Dataset items
#####
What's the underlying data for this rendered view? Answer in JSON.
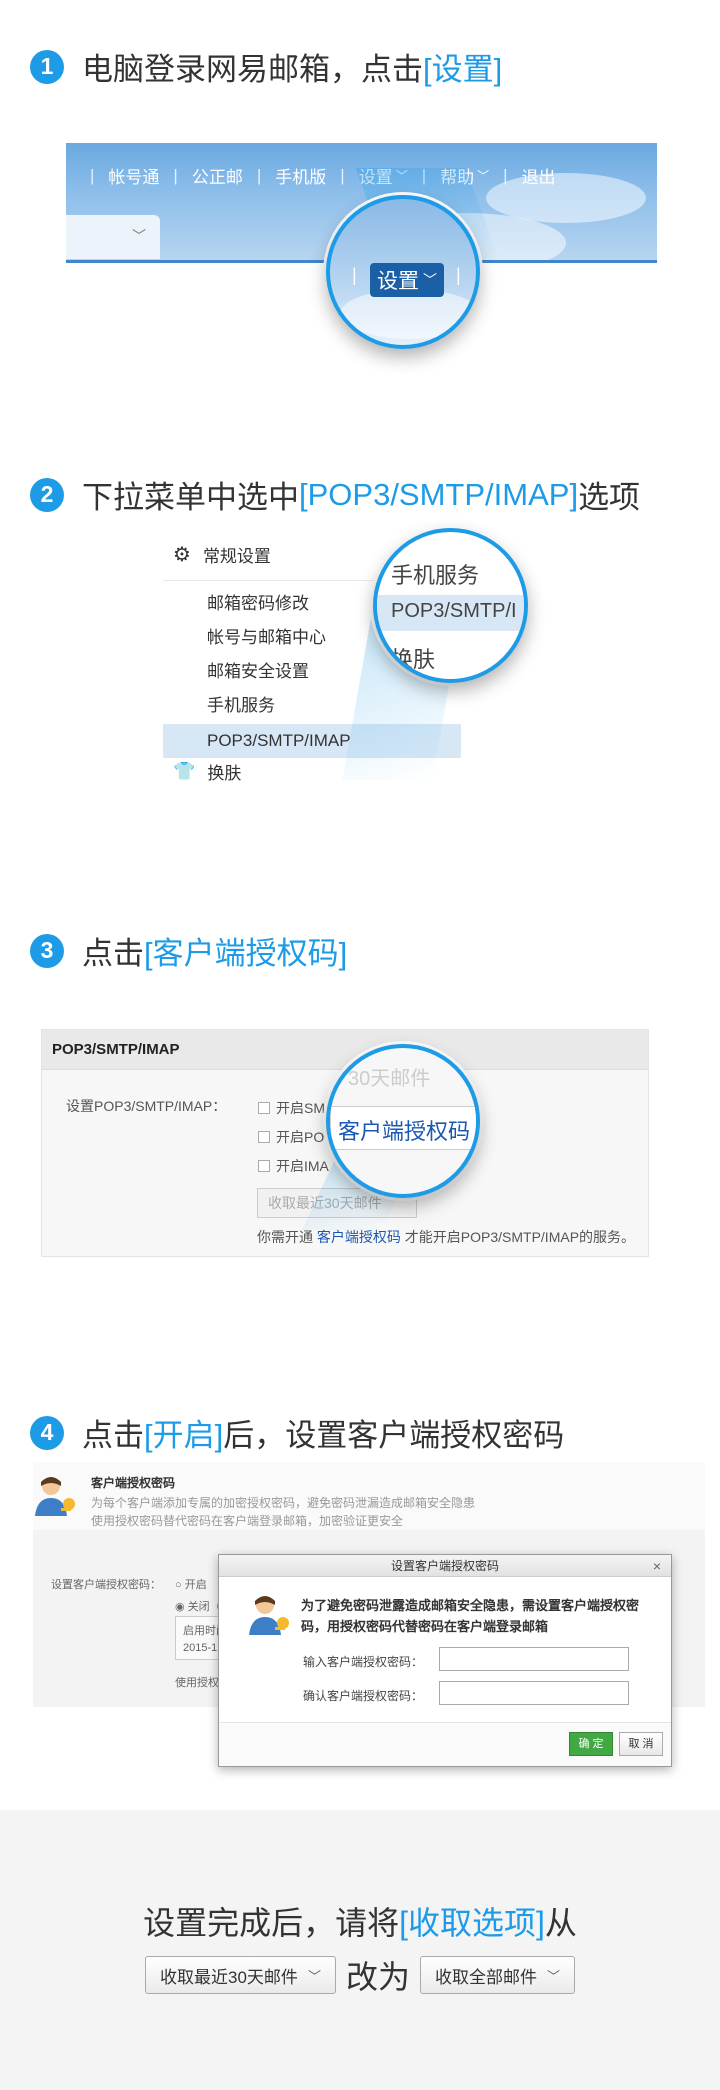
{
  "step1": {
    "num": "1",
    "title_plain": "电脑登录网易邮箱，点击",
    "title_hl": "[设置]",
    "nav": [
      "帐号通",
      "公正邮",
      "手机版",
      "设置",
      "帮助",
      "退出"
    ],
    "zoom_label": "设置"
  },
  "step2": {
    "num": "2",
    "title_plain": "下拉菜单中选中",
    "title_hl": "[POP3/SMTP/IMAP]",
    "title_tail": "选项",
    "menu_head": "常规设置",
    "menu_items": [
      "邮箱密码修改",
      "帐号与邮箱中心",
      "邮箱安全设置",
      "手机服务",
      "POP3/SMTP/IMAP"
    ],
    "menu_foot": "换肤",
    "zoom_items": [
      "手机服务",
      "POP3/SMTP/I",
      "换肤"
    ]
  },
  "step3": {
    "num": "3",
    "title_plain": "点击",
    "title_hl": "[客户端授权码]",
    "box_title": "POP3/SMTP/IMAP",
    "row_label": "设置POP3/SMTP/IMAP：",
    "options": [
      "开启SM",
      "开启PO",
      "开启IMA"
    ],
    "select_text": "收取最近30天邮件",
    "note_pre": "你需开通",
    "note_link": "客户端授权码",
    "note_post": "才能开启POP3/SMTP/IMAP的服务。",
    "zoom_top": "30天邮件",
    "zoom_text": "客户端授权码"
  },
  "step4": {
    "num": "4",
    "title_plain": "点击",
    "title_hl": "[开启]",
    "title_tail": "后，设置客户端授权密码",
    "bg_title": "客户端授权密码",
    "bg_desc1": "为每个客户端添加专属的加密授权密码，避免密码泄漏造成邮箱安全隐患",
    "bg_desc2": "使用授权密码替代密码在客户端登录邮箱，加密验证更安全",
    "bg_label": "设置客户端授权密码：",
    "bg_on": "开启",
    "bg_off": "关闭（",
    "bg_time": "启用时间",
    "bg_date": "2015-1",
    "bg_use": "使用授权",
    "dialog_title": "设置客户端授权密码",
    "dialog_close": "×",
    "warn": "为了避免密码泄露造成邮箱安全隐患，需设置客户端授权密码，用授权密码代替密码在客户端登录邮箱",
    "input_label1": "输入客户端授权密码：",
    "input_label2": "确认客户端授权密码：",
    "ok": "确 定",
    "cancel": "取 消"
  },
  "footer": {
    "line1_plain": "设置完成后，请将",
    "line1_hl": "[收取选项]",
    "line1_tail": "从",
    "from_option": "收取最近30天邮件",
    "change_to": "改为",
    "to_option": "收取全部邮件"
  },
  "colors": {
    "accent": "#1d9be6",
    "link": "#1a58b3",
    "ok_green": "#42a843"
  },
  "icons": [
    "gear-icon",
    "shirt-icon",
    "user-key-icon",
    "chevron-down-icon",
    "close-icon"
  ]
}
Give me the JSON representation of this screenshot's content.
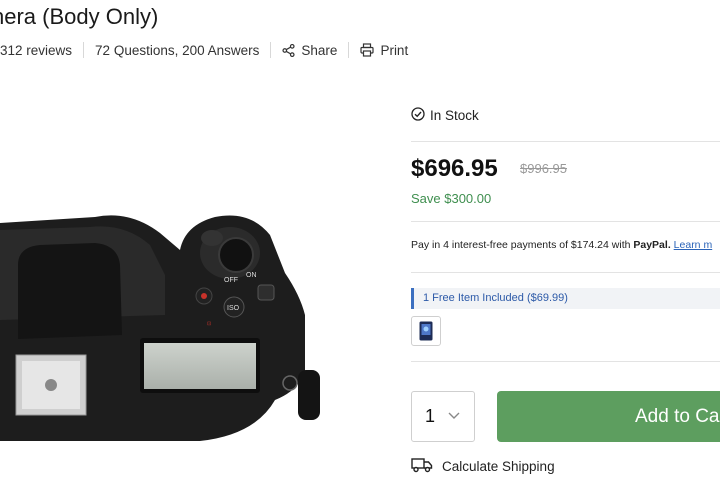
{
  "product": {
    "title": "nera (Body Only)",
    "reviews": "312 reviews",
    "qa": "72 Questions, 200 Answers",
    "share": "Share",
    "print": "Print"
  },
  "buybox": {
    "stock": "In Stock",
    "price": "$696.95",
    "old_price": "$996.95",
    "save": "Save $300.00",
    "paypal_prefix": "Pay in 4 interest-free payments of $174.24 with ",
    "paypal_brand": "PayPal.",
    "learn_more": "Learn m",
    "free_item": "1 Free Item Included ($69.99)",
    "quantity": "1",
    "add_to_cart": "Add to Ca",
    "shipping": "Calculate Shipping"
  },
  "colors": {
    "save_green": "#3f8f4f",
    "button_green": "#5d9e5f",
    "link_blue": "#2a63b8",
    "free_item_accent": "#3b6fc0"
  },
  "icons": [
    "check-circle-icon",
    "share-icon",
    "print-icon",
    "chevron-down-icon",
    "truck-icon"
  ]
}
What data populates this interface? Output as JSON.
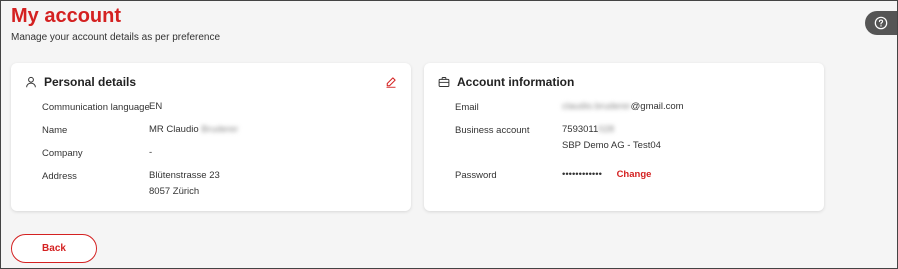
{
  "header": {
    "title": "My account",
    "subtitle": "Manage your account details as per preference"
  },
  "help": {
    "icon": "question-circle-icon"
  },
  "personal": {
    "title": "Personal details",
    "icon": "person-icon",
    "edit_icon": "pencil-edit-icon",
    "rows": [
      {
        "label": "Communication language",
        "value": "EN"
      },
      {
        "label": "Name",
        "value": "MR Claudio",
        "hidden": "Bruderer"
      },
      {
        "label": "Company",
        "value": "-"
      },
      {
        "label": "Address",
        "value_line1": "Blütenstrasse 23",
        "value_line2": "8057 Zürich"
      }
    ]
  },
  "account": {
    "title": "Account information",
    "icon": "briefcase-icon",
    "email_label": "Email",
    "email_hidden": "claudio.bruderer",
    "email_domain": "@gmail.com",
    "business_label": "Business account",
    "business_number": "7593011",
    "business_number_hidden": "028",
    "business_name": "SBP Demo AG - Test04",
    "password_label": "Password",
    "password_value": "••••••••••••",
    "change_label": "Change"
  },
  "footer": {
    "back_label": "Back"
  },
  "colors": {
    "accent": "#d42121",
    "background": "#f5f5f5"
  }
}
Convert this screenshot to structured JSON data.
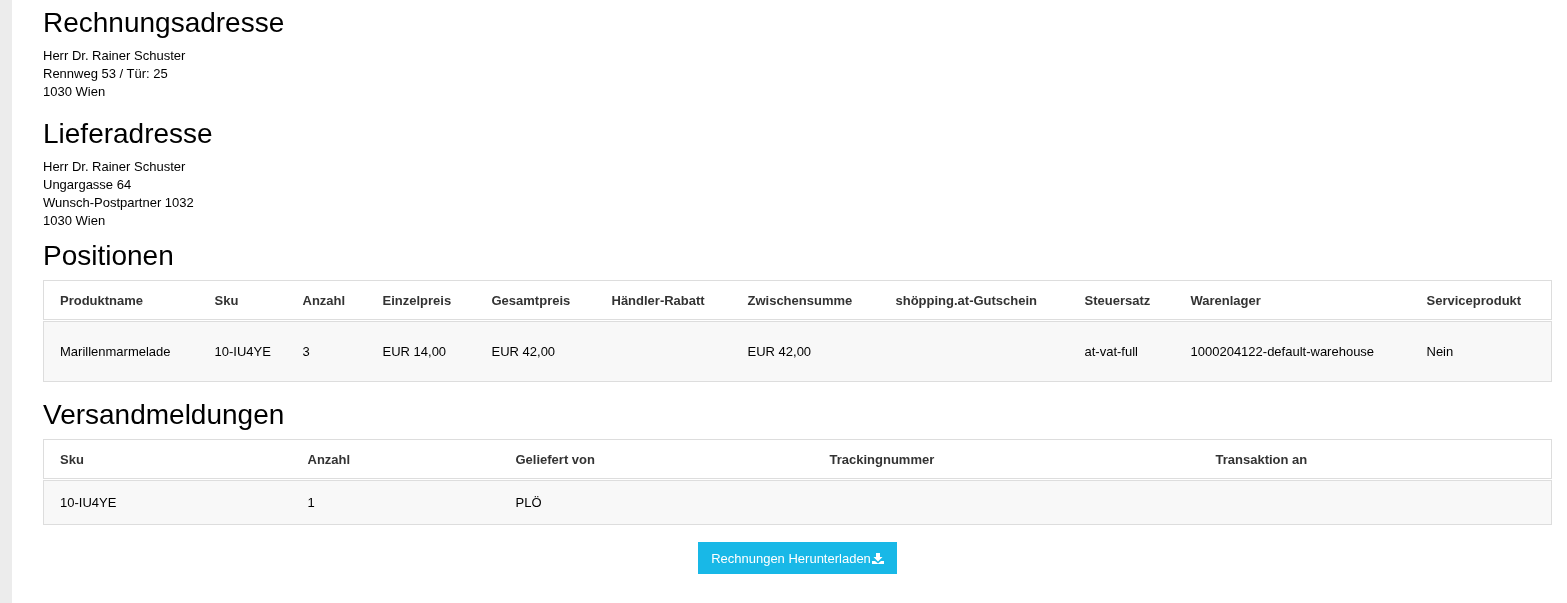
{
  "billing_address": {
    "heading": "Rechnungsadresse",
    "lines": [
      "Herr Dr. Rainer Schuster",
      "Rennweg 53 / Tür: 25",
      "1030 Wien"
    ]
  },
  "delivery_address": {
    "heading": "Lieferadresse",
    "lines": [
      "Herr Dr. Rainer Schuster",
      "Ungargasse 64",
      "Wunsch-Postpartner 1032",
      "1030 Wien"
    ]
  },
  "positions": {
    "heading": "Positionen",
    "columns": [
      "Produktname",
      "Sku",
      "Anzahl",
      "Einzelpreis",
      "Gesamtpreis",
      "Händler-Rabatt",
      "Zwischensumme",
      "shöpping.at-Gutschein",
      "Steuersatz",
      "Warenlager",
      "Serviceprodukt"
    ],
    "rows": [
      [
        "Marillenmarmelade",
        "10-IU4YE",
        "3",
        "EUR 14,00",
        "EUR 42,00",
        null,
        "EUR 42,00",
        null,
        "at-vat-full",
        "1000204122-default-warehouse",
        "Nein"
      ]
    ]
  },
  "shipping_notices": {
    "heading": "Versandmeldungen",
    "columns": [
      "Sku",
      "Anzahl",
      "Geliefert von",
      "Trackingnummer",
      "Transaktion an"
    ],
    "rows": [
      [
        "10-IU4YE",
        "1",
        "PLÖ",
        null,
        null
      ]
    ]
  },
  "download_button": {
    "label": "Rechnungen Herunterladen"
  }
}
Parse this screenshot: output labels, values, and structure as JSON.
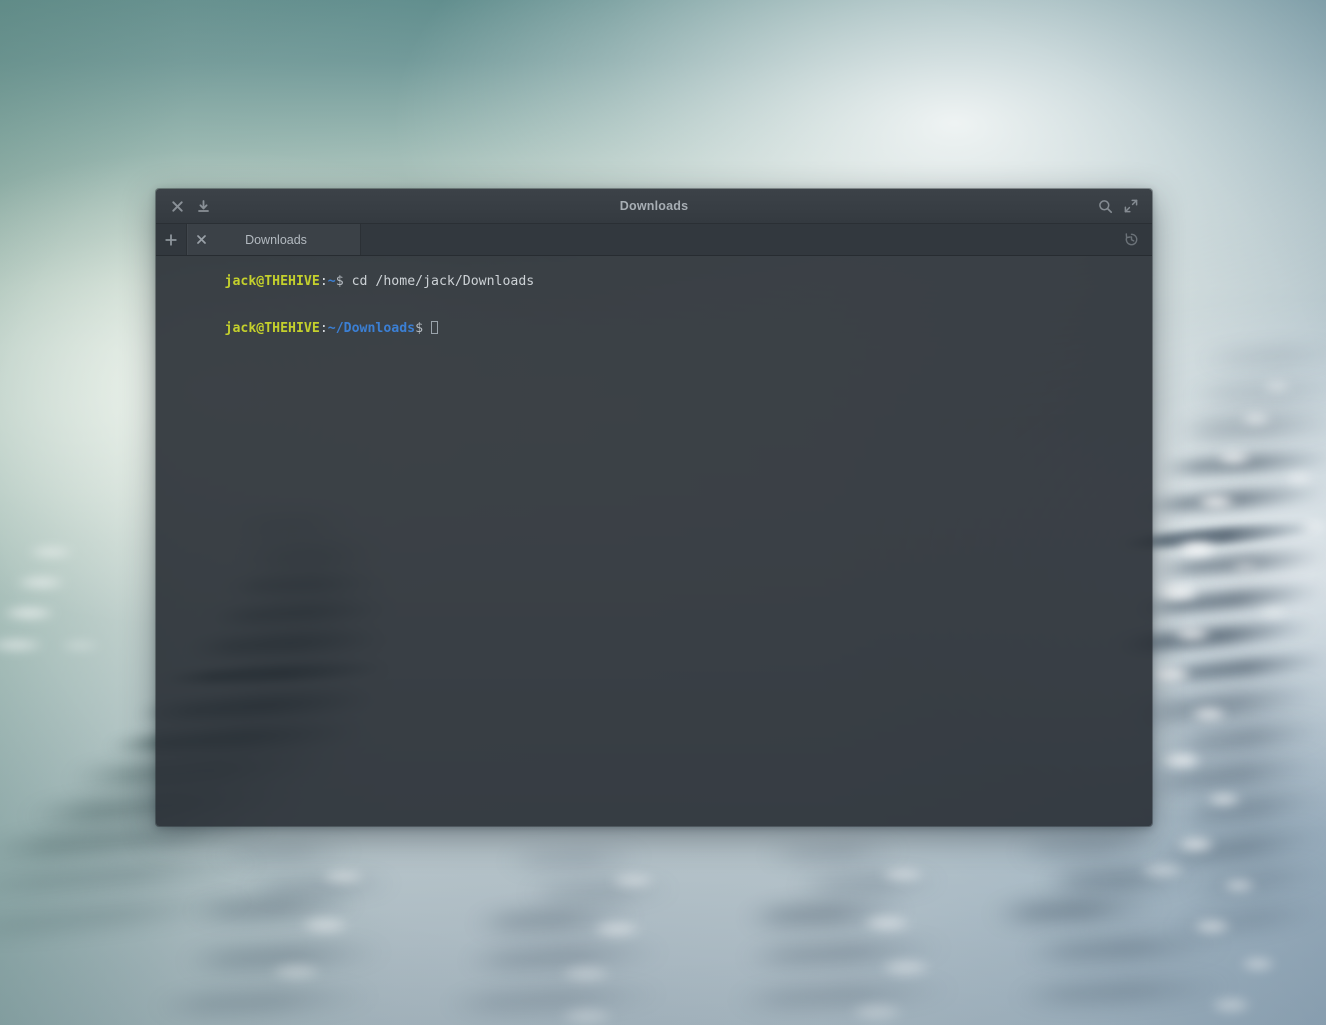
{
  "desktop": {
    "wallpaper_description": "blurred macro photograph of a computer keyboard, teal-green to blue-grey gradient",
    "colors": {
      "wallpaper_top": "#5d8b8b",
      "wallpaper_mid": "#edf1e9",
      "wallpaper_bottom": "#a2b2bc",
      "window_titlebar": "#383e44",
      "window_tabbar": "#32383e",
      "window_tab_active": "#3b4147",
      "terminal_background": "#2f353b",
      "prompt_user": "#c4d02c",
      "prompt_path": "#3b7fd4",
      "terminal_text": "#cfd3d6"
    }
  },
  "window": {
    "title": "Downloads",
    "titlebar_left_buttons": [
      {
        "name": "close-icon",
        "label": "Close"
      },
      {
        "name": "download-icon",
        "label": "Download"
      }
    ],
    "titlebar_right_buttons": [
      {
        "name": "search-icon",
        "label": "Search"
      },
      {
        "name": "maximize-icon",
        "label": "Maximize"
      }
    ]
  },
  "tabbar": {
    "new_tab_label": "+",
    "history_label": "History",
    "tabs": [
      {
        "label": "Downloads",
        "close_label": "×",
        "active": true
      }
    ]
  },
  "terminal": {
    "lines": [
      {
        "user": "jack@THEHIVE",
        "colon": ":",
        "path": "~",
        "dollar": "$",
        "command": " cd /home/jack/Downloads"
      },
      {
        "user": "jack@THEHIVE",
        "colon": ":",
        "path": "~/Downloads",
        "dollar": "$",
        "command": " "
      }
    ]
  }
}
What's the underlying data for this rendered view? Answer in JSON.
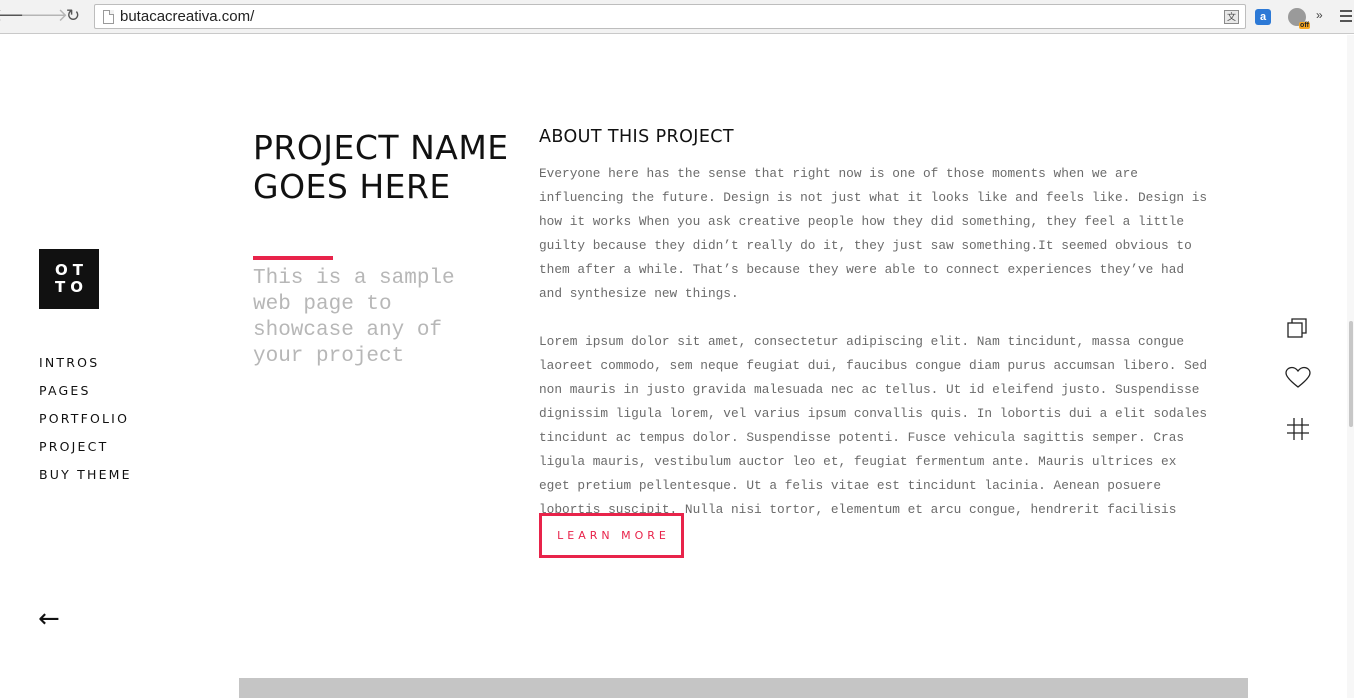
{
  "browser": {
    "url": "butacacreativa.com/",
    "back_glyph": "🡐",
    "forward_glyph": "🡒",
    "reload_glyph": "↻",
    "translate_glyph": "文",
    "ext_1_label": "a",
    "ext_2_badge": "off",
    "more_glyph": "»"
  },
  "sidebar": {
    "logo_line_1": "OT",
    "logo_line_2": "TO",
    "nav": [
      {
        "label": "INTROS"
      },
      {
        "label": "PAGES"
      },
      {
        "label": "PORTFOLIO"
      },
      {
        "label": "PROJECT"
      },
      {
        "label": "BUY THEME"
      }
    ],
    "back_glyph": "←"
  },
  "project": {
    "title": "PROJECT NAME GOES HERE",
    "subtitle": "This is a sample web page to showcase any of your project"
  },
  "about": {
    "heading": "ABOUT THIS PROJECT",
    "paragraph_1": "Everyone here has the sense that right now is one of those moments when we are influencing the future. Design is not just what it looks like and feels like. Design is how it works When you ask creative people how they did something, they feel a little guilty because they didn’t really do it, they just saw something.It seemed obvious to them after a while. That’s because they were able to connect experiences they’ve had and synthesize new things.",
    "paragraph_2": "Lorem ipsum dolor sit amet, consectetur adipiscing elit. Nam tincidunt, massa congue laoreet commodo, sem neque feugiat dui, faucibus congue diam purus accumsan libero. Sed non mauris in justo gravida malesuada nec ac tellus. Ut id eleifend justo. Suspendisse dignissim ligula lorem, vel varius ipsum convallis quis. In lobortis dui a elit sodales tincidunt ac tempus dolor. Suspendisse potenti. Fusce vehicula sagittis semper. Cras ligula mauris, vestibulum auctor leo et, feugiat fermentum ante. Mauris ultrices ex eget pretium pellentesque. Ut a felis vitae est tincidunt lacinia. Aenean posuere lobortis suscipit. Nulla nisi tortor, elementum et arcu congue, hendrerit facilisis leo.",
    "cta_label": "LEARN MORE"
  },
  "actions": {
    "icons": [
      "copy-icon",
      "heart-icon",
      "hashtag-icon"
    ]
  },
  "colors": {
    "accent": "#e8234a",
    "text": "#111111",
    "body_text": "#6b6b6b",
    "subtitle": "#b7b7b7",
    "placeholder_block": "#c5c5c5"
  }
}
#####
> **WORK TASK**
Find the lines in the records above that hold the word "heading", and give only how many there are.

> **OUTPUT OF THE EXERCISE**
5